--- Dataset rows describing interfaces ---
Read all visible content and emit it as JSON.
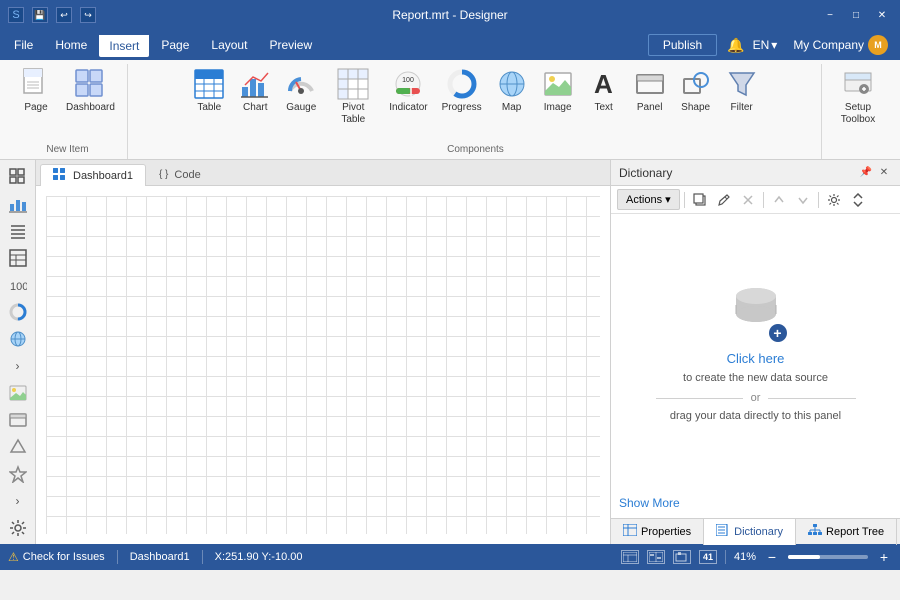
{
  "titleBar": {
    "title": "Report.mrt - Designer",
    "saveIcon": "💾",
    "undoIcon": "↩",
    "redoIcon": "↪",
    "minBtn": "−",
    "maxBtn": "□",
    "closeBtn": "✕"
  },
  "menuBar": {
    "items": [
      "File",
      "Home",
      "Insert",
      "Page",
      "Layout",
      "Preview"
    ],
    "activeItem": "Insert",
    "publishLabel": "Publish",
    "langLabel": "EN",
    "companyLabel": "My Company",
    "avatarInitial": "M"
  },
  "ribbon": {
    "newItemLabel": "New Item",
    "componentsLabel": "Components",
    "items": [
      {
        "id": "page",
        "label": "Page",
        "icon": "page"
      },
      {
        "id": "dashboard",
        "label": "Dashboard",
        "icon": "dashboard"
      },
      {
        "id": "table",
        "label": "Table",
        "icon": "table"
      },
      {
        "id": "chart",
        "label": "Chart",
        "icon": "chart"
      },
      {
        "id": "gauge",
        "label": "Gauge",
        "icon": "gauge"
      },
      {
        "id": "pivot",
        "label": "Pivot\nTable",
        "icon": "pivot"
      },
      {
        "id": "indicator",
        "label": "Indicator",
        "icon": "indicator"
      },
      {
        "id": "progress",
        "label": "Progress",
        "icon": "progress"
      },
      {
        "id": "map",
        "label": "Map",
        "icon": "map"
      },
      {
        "id": "image",
        "label": "Image",
        "icon": "image"
      },
      {
        "id": "text",
        "label": "Text",
        "icon": "text"
      },
      {
        "id": "panel",
        "label": "Panel",
        "icon": "panel"
      },
      {
        "id": "shape",
        "label": "Shape",
        "icon": "shape"
      },
      {
        "id": "filter",
        "label": "Filter",
        "icon": "filter"
      },
      {
        "id": "setup",
        "label": "Setup\nToolbox",
        "icon": "setup"
      }
    ]
  },
  "tabs": [
    {
      "id": "dashboard1",
      "label": "Dashboard1",
      "icon": "🖥",
      "active": true
    },
    {
      "id": "code",
      "label": "Code",
      "icon": "{ }",
      "active": false
    }
  ],
  "leftSidebar": {
    "buttons": [
      "⊞",
      "📊",
      "≡",
      "〓",
      "💯",
      "◯",
      "🌐",
      "›",
      "🖼",
      "▭",
      "⬡",
      "✦",
      "›",
      "⚙"
    ]
  },
  "dictionary": {
    "title": "Dictionary",
    "pinIcon": "📌",
    "closeIcon": "✕",
    "actionsLabel": "Actions",
    "dropdownIcon": "▾",
    "toolbarBtns": [
      "📋",
      "🖊",
      "✕",
      "↑",
      "↓",
      "⚙"
    ],
    "clickHereText": "Click here",
    "subtitleText": "to create the new data source",
    "orText": "or",
    "dragText": "drag your data directly to this panel",
    "showMoreLabel": "Show More"
  },
  "bottomTabs": [
    {
      "id": "properties",
      "label": "Properties",
      "icon": "⊟",
      "active": false
    },
    {
      "id": "dictionary",
      "label": "Dictionary",
      "icon": "📚",
      "active": true
    },
    {
      "id": "reporttree",
      "label": "Report Tree",
      "icon": "🌲",
      "active": false
    }
  ],
  "statusBar": {
    "checkIssues": "Check for Issues",
    "dashboard": "Dashboard1",
    "coords": "X:251.90 Y:-10.00",
    "zoom": "41%",
    "warningIcon": "⚠"
  }
}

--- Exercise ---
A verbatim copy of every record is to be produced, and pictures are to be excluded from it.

--- Response box ---
Read all visible content and emit it as JSON.
{
  "titleBar": {
    "title": "Report.mrt - Designer",
    "saveIcon": "💾",
    "undoIcon": "↩",
    "redoIcon": "↪",
    "minBtn": "−",
    "maxBtn": "□",
    "closeBtn": "✕"
  },
  "menuBar": {
    "items": [
      "File",
      "Home",
      "Insert",
      "Page",
      "Layout",
      "Preview"
    ],
    "activeItem": "Insert",
    "publishLabel": "Publish",
    "langLabel": "EN",
    "companyLabel": "My Company",
    "avatarInitial": "M"
  },
  "ribbon": {
    "newItemLabel": "New Item",
    "componentsLabel": "Components",
    "items": [
      {
        "id": "page",
        "label": "Page",
        "icon": "page"
      },
      {
        "id": "dashboard",
        "label": "Dashboard",
        "icon": "dashboard"
      },
      {
        "id": "table",
        "label": "Table",
        "icon": "table"
      },
      {
        "id": "chart",
        "label": "Chart",
        "icon": "chart"
      },
      {
        "id": "gauge",
        "label": "Gauge",
        "icon": "gauge"
      },
      {
        "id": "pivot",
        "label": "Pivot\nTable",
        "icon": "pivot"
      },
      {
        "id": "indicator",
        "label": "Indicator",
        "icon": "indicator"
      },
      {
        "id": "progress",
        "label": "Progress",
        "icon": "progress"
      },
      {
        "id": "map",
        "label": "Map",
        "icon": "map"
      },
      {
        "id": "image",
        "label": "Image",
        "icon": "image"
      },
      {
        "id": "text",
        "label": "Text",
        "icon": "text"
      },
      {
        "id": "panel",
        "label": "Panel",
        "icon": "panel"
      },
      {
        "id": "shape",
        "label": "Shape",
        "icon": "shape"
      },
      {
        "id": "filter",
        "label": "Filter",
        "icon": "filter"
      },
      {
        "id": "setup",
        "label": "Setup\nToolbox",
        "icon": "setup"
      }
    ]
  },
  "tabs": [
    {
      "id": "dashboard1",
      "label": "Dashboard1",
      "icon": "🖥",
      "active": true
    },
    {
      "id": "code",
      "label": "Code",
      "icon": "{ }",
      "active": false
    }
  ],
  "leftSidebar": {
    "buttons": [
      "⊞",
      "📊",
      "≡",
      "〓",
      "💯",
      "◯",
      "🌐",
      "›",
      "🖼",
      "▭",
      "⬡",
      "✦",
      "›",
      "⚙"
    ]
  },
  "dictionary": {
    "title": "Dictionary",
    "pinIcon": "📌",
    "closeIcon": "✕",
    "actionsLabel": "Actions",
    "dropdownIcon": "▾",
    "toolbarBtns": [
      "📋",
      "🖊",
      "✕",
      "↑",
      "↓",
      "⚙"
    ],
    "clickHereText": "Click here",
    "subtitleText": "to create the new data source",
    "orText": "or",
    "dragText": "drag your data directly to this panel",
    "showMoreLabel": "Show More"
  },
  "bottomTabs": [
    {
      "id": "properties",
      "label": "Properties",
      "icon": "⊟",
      "active": false
    },
    {
      "id": "dictionary",
      "label": "Dictionary",
      "icon": "📚",
      "active": true
    },
    {
      "id": "reporttree",
      "label": "Report Tree",
      "icon": "🌲",
      "active": false
    }
  ],
  "statusBar": {
    "checkIssues": "Check for Issues",
    "dashboard": "Dashboard1",
    "coords": "X:251.90 Y:-10.00",
    "zoom": "41%",
    "warningIcon": "⚠"
  }
}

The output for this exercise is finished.